• Web page and app entries
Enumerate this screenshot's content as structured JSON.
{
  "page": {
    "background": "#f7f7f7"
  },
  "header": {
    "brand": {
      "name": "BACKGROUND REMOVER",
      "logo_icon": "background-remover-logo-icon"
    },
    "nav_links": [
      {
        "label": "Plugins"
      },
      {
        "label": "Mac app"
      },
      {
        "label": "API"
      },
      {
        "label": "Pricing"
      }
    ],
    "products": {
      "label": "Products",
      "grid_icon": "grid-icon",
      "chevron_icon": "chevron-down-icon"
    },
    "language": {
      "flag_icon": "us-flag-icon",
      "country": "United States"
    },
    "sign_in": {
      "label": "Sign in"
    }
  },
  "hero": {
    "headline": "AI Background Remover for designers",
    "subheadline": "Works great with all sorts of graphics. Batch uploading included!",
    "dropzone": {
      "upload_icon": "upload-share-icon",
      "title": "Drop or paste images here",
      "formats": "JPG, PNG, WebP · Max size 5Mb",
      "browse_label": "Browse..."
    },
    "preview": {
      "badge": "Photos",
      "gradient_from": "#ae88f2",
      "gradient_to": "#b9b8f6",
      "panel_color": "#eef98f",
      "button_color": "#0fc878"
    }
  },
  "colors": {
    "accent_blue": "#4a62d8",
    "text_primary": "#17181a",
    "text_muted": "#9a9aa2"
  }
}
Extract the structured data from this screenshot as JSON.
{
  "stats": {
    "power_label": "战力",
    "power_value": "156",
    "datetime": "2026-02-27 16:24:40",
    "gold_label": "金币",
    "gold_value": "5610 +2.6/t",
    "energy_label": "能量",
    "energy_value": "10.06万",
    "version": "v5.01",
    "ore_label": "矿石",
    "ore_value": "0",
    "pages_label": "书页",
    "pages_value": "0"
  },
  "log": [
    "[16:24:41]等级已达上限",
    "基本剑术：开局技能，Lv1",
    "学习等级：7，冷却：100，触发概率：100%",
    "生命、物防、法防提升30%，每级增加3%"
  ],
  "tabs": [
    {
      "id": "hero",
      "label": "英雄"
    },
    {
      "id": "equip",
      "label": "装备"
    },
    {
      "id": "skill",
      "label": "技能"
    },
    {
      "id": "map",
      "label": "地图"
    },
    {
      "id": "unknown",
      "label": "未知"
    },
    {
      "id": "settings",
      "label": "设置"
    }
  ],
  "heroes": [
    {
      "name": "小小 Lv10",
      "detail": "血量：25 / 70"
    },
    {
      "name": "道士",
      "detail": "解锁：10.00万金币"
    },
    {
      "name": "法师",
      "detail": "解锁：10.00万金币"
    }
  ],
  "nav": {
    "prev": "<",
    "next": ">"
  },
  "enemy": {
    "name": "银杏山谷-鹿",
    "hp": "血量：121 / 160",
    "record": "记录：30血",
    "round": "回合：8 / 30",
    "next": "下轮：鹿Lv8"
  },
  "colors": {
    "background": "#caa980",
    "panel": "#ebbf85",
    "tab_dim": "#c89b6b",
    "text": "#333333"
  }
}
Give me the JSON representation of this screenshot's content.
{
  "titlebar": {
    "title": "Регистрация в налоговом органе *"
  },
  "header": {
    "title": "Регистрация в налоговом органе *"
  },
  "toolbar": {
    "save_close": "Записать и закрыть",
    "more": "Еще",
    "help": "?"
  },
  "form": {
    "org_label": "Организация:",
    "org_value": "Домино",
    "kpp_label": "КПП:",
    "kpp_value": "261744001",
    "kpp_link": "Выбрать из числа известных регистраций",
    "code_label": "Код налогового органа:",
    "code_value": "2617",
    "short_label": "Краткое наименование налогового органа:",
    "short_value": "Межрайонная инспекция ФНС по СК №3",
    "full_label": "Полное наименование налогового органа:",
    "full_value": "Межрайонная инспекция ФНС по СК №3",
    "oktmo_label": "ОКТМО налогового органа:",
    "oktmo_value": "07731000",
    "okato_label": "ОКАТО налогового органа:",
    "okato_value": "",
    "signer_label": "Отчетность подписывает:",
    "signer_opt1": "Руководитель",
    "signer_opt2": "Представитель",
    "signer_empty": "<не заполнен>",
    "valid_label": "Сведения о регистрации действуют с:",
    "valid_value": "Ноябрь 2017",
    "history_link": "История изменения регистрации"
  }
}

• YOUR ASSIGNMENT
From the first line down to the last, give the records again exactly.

• ANSWER BELOW
Enumerate this screenshot's content as structured JSON.
{
  "page": {
    "background": "#f7f7f7"
  },
  "header": {
    "brand": {
      "name": "BACKGROUND REMOVER",
      "logo_icon": "background-remover-logo-icon"
    },
    "nav_links": [
      {
        "label": "Plugins"
      },
      {
        "label": "Mac app"
      },
      {
        "label": "API"
      },
      {
        "label": "Pricing"
      }
    ],
    "products": {
      "label": "Products",
      "grid_icon": "grid-icon",
      "chevron_icon": "chevron-down-icon"
    },
    "language": {
      "flag_icon": "us-flag-icon",
      "country": "United States"
    },
    "sign_in": {
      "label": "Sign in"
    }
  },
  "hero": {
    "headline": "AI Background Remover for designers",
    "subheadline": "Works great with all sorts of graphics. Batch uploading included!",
    "dropzone": {
      "upload_icon": "upload-share-icon",
      "title": "Drop or paste images here",
      "formats": "JPG, PNG, WebP · Max size 5Mb",
      "browse_label": "Browse..."
    },
    "preview": {
      "badge": "Photos",
      "gradient_from": "#ae88f2",
      "gradient_to": "#b9b8f6",
      "panel_color": "#eef98f",
      "button_color": "#0fc878"
    }
  },
  "colors": {
    "accent_blue": "#4a62d8",
    "text_primary": "#17181a",
    "text_muted": "#9a9aa2"
  }
}
Extract the structured data from this screenshot as JSON.
{
  "stats": {
    "power_label": "战力",
    "power_value": "156",
    "datetime": "2026-02-27 16:24:40",
    "gold_label": "金币",
    "gold_value": "5610 +2.6/t",
    "energy_label": "能量",
    "energy_value": "10.06万",
    "version": "v5.01",
    "ore_label": "矿石",
    "ore_value": "0",
    "pages_label": "书页",
    "pages_value": "0"
  },
  "log": [
    "[16:24:41]等级已达上限",
    "基本剑术：开局技能，Lv1",
    "学习等级：7，冷却：100，触发概率：100%",
    "生命、物防、法防提升30%，每级增加3%"
  ],
  "tabs": [
    {
      "id": "hero",
      "label": "英雄"
    },
    {
      "id": "equip",
      "label": "装备"
    },
    {
      "id": "skill",
      "label": "技能"
    },
    {
      "id": "map",
      "label": "地图"
    },
    {
      "id": "unknown",
      "label": "未知"
    },
    {
      "id": "settings",
      "label": "设置"
    }
  ],
  "heroes": [
    {
      "name": "小小 Lv10",
      "detail": "血量：25 / 70"
    },
    {
      "name": "道士",
      "detail": "解锁：10.00万金币"
    },
    {
      "name": "法师",
      "detail": "解锁：10.00万金币"
    }
  ],
  "nav": {
    "prev": "<",
    "next": ">"
  },
  "enemy": {
    "name": "银杏山谷-鹿",
    "hp": "血量：121 / 160",
    "record": "记录：30血",
    "round": "回合：8 / 30",
    "next": "下轮：鹿Lv8"
  },
  "colors": {
    "background": "#caa980",
    "panel": "#ebbf85",
    "tab_dim": "#c89b6b",
    "text": "#333333"
  }
}
Give me the JSON representation of this screenshot's content.
{
  "titlebar": {
    "title": "Регистрация в налоговом органе *"
  },
  "header": {
    "title": "Регистрация в налоговом органе *"
  },
  "toolbar": {
    "save_close": "Записать и закрыть",
    "more": "Еще",
    "help": "?"
  },
  "form": {
    "org_label": "Организация:",
    "org_value": "Домино",
    "kpp_label": "КПП:",
    "kpp_value": "261744001",
    "kpp_link": "Выбрать из числа известных регистраций",
    "code_label": "Код налогового органа:",
    "code_value": "2617",
    "short_label": "Краткое наименование налогового органа:",
    "short_value": "Межрайонная инспекция ФНС по СК №3",
    "full_label": "Полное наименование налогового органа:",
    "full_value": "Межрайонная инспекция ФНС по СК №3",
    "oktmo_label": "ОКТМО налогового органа:",
    "oktmo_value": "07731000",
    "okato_label": "ОКАТО налогового органа:",
    "okato_value": "",
    "signer_label": "Отчетность подписывает:",
    "signer_opt1": "Руководитель",
    "signer_opt2": "Представитель",
    "signer_empty": "<не заполнен>",
    "valid_label": "Сведения о регистрации действуют с:",
    "valid_value": "Ноябрь 2017",
    "history_link": "История изменения регистрации"
  }
}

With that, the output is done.